—I was able to confirm the Nationals’ offer to Stephen Strasburg tonight—it does indeed surpass the $10.5 million package given to Mark Prior in 2001. But opinion still seems very much split about whether the Nationals will get the deal done. One thing I keep going back to is something Tony Gwynn said, over and over, when I was in Texas doing a story on Strasburg in May. Here’s what the Hall of Famer, who coached Strasburg for three years, said back then:
“I know he wants to play. And that, for me, is a comfort, knowing that I know where his heart is. He wants to play. And how all this stuff is going to get done, that’s out of my hands. But I know this: He wants to play, and he wants the opportunity to show people he can pitch. And I take great comfort in that, because I know who his advisor is going to be, and I know he has a history of drawing it out. But in my mind, I know he wants to play, and I’m cool with it.”

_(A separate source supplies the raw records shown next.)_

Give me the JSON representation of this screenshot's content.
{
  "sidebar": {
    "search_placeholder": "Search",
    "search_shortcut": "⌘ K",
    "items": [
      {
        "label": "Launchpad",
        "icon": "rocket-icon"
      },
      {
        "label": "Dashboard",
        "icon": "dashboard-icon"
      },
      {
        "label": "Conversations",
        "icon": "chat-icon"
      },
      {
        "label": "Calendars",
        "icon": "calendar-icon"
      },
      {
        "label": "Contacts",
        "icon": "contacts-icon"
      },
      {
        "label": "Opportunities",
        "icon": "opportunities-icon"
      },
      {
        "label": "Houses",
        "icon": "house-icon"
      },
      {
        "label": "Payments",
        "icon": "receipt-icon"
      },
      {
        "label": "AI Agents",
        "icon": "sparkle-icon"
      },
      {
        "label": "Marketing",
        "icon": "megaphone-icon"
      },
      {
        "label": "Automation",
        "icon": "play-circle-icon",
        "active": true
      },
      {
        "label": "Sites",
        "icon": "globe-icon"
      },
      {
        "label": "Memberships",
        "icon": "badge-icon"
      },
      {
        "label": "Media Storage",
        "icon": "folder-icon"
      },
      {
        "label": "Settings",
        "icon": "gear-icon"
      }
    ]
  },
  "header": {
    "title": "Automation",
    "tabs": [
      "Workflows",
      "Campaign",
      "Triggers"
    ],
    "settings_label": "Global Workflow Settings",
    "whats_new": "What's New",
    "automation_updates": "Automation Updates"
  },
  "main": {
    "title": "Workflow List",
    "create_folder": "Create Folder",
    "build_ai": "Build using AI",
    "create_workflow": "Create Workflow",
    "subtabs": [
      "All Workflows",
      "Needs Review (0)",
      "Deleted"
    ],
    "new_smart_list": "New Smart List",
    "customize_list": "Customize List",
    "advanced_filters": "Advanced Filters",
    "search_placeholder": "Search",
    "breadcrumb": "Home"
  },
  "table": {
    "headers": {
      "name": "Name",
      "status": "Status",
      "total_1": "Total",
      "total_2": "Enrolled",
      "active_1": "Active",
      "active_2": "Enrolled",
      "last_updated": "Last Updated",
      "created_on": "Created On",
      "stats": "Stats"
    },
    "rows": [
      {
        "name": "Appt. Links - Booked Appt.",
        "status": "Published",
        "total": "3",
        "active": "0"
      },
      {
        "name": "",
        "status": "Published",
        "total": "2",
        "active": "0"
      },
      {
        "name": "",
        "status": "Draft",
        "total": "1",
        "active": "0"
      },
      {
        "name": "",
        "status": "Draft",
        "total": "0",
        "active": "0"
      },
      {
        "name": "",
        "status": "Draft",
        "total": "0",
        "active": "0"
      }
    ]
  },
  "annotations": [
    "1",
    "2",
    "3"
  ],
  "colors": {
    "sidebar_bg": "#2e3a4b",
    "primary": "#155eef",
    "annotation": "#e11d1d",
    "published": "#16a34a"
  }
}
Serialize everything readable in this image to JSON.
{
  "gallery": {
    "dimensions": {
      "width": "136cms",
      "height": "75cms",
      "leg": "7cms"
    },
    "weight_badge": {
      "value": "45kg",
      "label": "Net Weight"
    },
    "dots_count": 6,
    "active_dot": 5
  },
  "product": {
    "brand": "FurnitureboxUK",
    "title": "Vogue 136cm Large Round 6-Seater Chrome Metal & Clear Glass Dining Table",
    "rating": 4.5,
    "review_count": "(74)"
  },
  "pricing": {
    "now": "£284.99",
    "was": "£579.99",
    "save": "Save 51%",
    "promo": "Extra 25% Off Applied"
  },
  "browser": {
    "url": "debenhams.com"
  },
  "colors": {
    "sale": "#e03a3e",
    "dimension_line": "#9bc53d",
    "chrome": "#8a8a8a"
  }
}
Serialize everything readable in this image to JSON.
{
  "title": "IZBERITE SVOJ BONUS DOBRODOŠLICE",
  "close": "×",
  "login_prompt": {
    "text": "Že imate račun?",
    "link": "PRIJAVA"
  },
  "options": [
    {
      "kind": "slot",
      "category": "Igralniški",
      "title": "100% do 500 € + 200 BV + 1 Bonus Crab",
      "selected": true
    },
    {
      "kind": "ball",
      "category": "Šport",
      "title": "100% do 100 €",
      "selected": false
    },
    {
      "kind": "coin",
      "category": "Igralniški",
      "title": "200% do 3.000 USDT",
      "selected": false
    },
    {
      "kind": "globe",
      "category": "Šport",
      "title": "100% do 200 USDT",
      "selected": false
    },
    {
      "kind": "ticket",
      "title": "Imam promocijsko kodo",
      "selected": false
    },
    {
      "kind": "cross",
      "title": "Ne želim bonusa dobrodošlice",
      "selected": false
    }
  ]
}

The message there is clear: Gwynn believes Strasburg wants to play. We’ll know by Monday night how much.
—Elijah Dukes drove in three runs tonight, giving him 13 in his last eight games. “A lot of times I try to go for the long ball,” Dukes said. “I tend to mess up a lot – missing pitches, not taking the right pitches or swinging at (bad) balls. Now, I try to get that one pitch to drive the other way.”
Too soon to tell if this is just a hot streak or Dukes is maturing as a hitter to the point he can be a consistent source of production. But nobody’s ever questioned his talent.
—Another bad night for Logan Kensing—he gave up four runs in 2/3 of an inning, and you have to wonder if his time in the majors is running out. Jim Riggleman has talked about wanting to return to a seven-man bullpen soon, and Kensing’s ERA is 10.46. The Nationals still like him, but he’s got to get things figured out quickly.
“I think he topped out at 96. (Pitching coach) Steve McCatty and I talk about it a lot. Something is easy to see for the hitters, or he’s tipping his pitches, or something,” Riggleman said. “He throws too good to get hit that hard. We hope he can get that straightened out.”
We’re back for the finale of this four-game series tomorrow at 1:10.